That gap is now less a quarter of the size of what is collected in payroll taxes, making the problem far more manageable in the long term.  It is very important that one understand the significance of the HI (Part A) deficit with respect to the payroll taxes.  Medicare payroll taxes fund the trust fund, and by law, Medicare is prohibited from taking money from the general revenues to make up any shortfall in the Part A trust fund.  General revenues and premium collected can be used for Part B (i.e. doctor visits and so on).  Note also that as a percentage of GDP, the cost of Medicare in the long term is down in the long term.

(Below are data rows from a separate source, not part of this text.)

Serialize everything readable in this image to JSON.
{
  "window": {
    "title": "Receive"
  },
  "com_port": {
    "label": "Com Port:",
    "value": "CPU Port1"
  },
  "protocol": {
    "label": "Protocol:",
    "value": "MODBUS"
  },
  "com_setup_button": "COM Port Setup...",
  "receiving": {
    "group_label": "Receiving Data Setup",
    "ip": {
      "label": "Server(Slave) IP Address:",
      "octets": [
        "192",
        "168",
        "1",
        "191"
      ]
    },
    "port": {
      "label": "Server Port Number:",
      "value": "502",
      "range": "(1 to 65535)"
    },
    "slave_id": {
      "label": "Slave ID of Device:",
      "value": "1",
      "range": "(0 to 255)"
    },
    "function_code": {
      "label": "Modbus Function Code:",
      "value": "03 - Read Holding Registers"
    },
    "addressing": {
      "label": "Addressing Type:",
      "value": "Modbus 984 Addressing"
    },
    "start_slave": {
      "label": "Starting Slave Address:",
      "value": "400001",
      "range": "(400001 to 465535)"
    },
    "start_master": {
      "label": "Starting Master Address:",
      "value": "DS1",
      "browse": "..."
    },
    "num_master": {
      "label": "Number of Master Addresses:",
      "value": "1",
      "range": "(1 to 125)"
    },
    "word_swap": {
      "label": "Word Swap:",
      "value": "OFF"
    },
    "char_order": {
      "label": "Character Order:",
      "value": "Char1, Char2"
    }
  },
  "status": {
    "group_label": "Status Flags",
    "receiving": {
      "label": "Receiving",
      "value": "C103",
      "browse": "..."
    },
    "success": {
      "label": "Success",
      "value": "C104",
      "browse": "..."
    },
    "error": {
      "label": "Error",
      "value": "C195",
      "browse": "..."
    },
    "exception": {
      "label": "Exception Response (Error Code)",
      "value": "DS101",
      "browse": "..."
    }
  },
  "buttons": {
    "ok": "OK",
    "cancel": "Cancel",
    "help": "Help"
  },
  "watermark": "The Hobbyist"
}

Prior to the passage of health reform, Medicare was going bankrupt and being privatized at the same time.  Thanks to the ironically named "Medicare Modernization Act of 2003" under President Bush, the government was paying 14% more to cover a beneficiary through the even more ironically named private "Medicare Advantage" plans than it would with traditional Medicare.  In other words, the government was paying extra for the private insurers to privatize Medicare.  ACA puts a stop to the overpayments.  Last year, private insurers also jacked up Medicare Advantage premiums by another 14%, presenting the bill to taxpayers.

Lest anyone think that the savings are artificially inflated because these reductions in payment to health service providers include the scheduled reduction to payments to doctors that Congress adjusts each year (commonly known as the "doc fix"), rest assured that is not the case.  The doc fixes apply to physician compensation, not hospital procedure and are thus covered under Medicare Part B, the Supplementary Medical Insurance program, which is funded by incoming revenue from premiums paid by beneficiaries as well as general revenue.

I don't know about you, but if a law extends the life the Medicare trust fund for an additional 12 years, I call that progressive.  If a law rescues Medicare from a looming immediate financial emergency, I call that legislation progressive.  If a law cuts the long term Medicare deficit by 83%, I call that law practical, great progressive achievement.  If a law does all three, I call that a progressive triumph.  Welcome to that progressive triumph.  Welcome to the Patient Protection and Affordable Care Act of 2010.